Georgetown University is introducing a new gender equality task force this semester that will be headed by Jane Aiken, whose academic focus includes social justice issues. Aiken’s goal is to develop a diverse team to further advance the University’s goal of increasing diversity in race, nationality, ethnicity, gender, and sexual orientation at Georgetown.
Even though the university’s enrollment is already approaching 60% female, the degree of focus on women on campus and issues relative to diversity appear to be severely in need of being advanced in the eyes of the campus administration. The Georgetown Review reports:
Georgetown University, America’s first catholic University, announced a new task force for gender equality this semester. The task force, spearheaded by University President John DeGioia, will work throughout the school year to make recommendations for the university to improve gender equity among the school’s faculty, administration, and student body.
Jane Aiken, Vice Dean and professor of Georgetown Law Center, will lead this group. Her academic focus is centered on the methodology of education as well as the legal implications of social justice as she is also the Director of the Community Justice Project.
“I’m working closely with President DeGioia to assemble a diverse team of faculty from different disciplines with expertise that would be helpful to this work. Georgetown is a large and diverse place, and tapping into the broad expertise we have here is both a challenge and an exciting opportunity,” Aiken told The Hoya.
This task force is the most recent iteration of this administrations strategic priority of pursuing diversity of race, nationality, ethnicity, gender, and sexual orientation on campus.
“Georgetown is deeply committed to gender equity and ensuring that our faculty and senior administrators reflect the changing demographics of our society…We are committed to ensuring that Georgetown is a place where women thrive and are recognized for their contributions,” Pugh wrote in an email to The Hoya.
Some have argued that gender equality need not be the priority focus of our administration, as the student body is currently a majority female institution (57%) with a well-funded Women’s and Gender Studies Program, which focuses on these exact issues. These criticisms are particularly strong among those who argue that Georgetown is among the most expensive Universities in the world and that priorities such as failing infrastructure, administrative bloat, and tuition costs should be the focus.
With Georgetown joining the fray of American campuses which are increasing their focus on advancing diversity, on essentially every possible front, and combatting any real or perceived male dominance or toxic masculinity, together with battling any forms of perceived discrimination against gender non conformists or racial and ethnic minorities, yet another University appears to be adding fuel to the fire of the many social issues that are becoming prevalent in American society.
Task forces which have as their goal shutting down free speech on college campuses, the one place where one might expect free speech to be held in the highest regard, and of effectively putting down white men seem to continue to increase in number.
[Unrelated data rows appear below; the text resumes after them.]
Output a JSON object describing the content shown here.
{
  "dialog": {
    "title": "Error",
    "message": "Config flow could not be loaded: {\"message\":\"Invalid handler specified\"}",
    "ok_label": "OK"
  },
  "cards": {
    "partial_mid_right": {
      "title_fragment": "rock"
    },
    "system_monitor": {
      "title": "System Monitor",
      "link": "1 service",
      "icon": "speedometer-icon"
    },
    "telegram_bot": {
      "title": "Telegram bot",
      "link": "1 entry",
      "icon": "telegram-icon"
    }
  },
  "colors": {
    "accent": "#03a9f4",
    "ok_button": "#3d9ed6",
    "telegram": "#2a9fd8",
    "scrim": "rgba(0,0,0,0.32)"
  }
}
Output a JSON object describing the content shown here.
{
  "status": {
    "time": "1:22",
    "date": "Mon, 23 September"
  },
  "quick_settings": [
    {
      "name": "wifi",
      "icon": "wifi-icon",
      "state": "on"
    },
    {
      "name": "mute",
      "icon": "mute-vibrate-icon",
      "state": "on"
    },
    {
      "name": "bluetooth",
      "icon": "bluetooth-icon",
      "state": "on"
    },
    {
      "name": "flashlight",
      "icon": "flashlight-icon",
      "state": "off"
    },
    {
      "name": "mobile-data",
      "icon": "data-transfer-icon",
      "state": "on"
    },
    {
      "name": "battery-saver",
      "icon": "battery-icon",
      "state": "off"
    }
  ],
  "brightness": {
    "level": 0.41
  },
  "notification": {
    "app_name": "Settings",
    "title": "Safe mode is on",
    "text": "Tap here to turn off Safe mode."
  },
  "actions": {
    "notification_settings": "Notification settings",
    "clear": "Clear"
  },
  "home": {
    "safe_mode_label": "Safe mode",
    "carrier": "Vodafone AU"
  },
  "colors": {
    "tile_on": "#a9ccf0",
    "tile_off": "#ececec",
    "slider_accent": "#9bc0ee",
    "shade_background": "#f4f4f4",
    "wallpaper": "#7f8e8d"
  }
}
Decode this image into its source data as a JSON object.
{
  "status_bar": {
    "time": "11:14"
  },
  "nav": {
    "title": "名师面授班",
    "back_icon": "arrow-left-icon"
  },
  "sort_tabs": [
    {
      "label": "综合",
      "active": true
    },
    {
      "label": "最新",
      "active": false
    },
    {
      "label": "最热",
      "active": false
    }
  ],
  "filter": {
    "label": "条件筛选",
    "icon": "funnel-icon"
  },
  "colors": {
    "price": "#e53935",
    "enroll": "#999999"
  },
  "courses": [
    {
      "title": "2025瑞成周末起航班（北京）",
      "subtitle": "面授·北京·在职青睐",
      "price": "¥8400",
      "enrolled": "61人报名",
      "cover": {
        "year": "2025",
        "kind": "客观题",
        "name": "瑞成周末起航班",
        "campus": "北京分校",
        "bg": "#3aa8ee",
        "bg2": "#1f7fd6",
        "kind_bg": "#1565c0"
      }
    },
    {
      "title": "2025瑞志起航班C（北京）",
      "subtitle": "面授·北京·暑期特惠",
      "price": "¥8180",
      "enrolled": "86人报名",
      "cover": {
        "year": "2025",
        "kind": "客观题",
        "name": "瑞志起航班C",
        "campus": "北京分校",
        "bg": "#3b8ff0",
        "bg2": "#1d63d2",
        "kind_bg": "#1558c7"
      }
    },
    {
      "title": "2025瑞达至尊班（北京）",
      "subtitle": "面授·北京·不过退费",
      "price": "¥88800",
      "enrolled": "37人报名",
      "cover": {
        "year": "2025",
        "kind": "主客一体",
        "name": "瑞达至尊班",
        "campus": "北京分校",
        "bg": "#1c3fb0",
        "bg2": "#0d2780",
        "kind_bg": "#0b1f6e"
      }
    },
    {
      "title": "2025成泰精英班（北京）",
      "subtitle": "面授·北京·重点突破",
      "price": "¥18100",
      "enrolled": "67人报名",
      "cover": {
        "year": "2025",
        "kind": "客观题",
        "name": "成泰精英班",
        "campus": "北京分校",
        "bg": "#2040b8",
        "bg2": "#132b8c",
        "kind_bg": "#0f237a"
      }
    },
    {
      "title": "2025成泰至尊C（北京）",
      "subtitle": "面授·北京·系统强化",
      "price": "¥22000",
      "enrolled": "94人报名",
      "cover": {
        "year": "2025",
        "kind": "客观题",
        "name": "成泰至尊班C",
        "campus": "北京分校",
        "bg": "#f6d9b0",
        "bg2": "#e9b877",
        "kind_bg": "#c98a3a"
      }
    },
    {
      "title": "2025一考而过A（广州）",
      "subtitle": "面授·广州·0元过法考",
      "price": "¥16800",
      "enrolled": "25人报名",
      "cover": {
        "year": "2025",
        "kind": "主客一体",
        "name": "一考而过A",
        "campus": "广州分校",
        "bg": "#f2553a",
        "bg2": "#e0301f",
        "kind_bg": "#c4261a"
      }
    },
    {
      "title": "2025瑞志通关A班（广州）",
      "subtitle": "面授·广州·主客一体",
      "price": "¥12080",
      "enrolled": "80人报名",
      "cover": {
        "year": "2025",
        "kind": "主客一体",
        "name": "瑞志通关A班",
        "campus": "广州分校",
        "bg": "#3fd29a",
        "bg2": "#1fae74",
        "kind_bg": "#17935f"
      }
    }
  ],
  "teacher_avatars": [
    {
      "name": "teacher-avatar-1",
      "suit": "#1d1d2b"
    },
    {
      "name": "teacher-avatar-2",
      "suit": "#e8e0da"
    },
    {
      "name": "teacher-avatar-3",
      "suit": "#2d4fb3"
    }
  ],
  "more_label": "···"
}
It may be argued that this perception is not at all true, but the manner in which these task forces commonly go about their activities would seem to argue otherwise, as oftentimes any speech which does not conform to certain ideas about Leftist identity politics is speech that is quickly shut down, and even used as grounds to discipline or expel those who might express such views, such as any sort of speech or expression that might acknowledge any difference at all between men and women, or which may promote traditional gender roles, for starters.
Between American academic curriculum and task forces like these, American youth are increasingly being indoctrinated to view traditional families as a thing which engenders hate and to view white men as the root cause, or at least a contributing one, to the world’s problems, through any number of various claims, which often fly in the face of even a cursory view of history or science. Georgetown, with its new task force, could further advance such perspectives unless and if the activities of this task force are not rigorously managed in a fair and appropriate manner, if, indeed, the existence of such a task force can, in truth, be justified.
The statements, views and opinions expressed in this column are solely those of the author and do not necessarily represent those of The Duran.